Speaking at the roundtable with the likes of Colin Firth, James Franco and Robert Duvall, Gosling appeared to concede that his firing was the right decision. “It’s the director’s movie,” he said. “But if you can’t get on board with that vision, then you’re going to secretly be sort of sabotaging it.”
However, Peter Jackson also seems willing to accept some blame for the matter judging by an interview he gave to Entertainment Weekly in 2009. Referring to Gosling’s exit, he said, “We take responsibility for that, because we kept saying to Ryan, ‘No, no, it’ll be fine,’ when he said he was too young.”
In the end, Mark Wahlberg was chosen to replace Gosling as the grieving father in the adaptation of Alice Sebold’s best-seller. And this was a casting decision that was subsequently given Gosling’s seal of approval. “Peter [Jackson] and I tried to make it work, and ultimately it just didn’t,” he told Parade in 2007. “I think the film is much better off with Mark Wahlberg in that role.”
Moreover, there didn’t appear to be any hard feelings, either. “The media always slant things in a negative direction,” Gosling added. “If somebody said I was easy to work with, they’d make that sound bad, too. Peter Jackson is an incredible filmmaker, and I’m here to tell you he has things up his sleeve that are going to blow people’s minds. I’m going to be the first person in line to buy tickets.”
Whether Gosling was as enthusiastic about the movie when he saw the finished product remains to be seen. In fact, The Lovely Bones didn’t exactly wow critics when it finally hit cinemas in December 2009. New York’s Daily News described the movie as a “gumball-colored potboiler that’s more squalid than truly mournful,” for example, while Roger Ebert labelled it “deplorable.”

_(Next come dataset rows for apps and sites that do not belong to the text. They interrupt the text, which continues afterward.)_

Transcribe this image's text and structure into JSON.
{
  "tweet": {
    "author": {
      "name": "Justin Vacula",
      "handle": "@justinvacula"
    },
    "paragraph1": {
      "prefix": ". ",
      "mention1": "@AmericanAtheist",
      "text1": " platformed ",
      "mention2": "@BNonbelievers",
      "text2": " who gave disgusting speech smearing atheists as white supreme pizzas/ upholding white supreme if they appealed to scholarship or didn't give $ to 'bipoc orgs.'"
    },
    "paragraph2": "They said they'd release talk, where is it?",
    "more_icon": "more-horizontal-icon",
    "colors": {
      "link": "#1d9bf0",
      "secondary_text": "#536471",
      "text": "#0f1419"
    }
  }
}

Thankfully for Peter Jackson, Mark Wahlberg and co., though, the general public was a little more receptive. The film took just over $17 million it its first weekend to place third in the U.S. box office chart and eventually grossed nearly $94 million globally, roughly $30 million more than its budget.
Gosling also discussed his The Lovely Bones ordeal while promoting Blue Valentine in 2011. During an interview with Den of Geek, he admitted that his misguided weight gain plan left him utterly miserable. “It was not a fun time,” he confessed. “And it’s not good for you. I don’t know how Christian Bale does it. It’s incredible what he does. Really. I’m in awe of his commitment. But it’s your job, though. Every job has its downside.”
Thankfully, Gosling certainly seems to have learned his lesson. His Blue Valentine character Dean Pereira was actually written as being much heavier than Gosling’s usual trim self. But perhaps burned by the response to his last major image overhaul, in that instance Gosling decided against piling on too many pounds in preparation for the shoot.
“I was supposed to put on a lot of weight, but I got concerned that people would walk out of the film and feel like, ‘Aw, well, if he hadn’t have let himself go, it would have worked out,’” Gosling told Den of Geek. “You know, ‘If he’d have just hit the treadmill, it would have been fine.’ So, we didn’t want it to be too extreme.”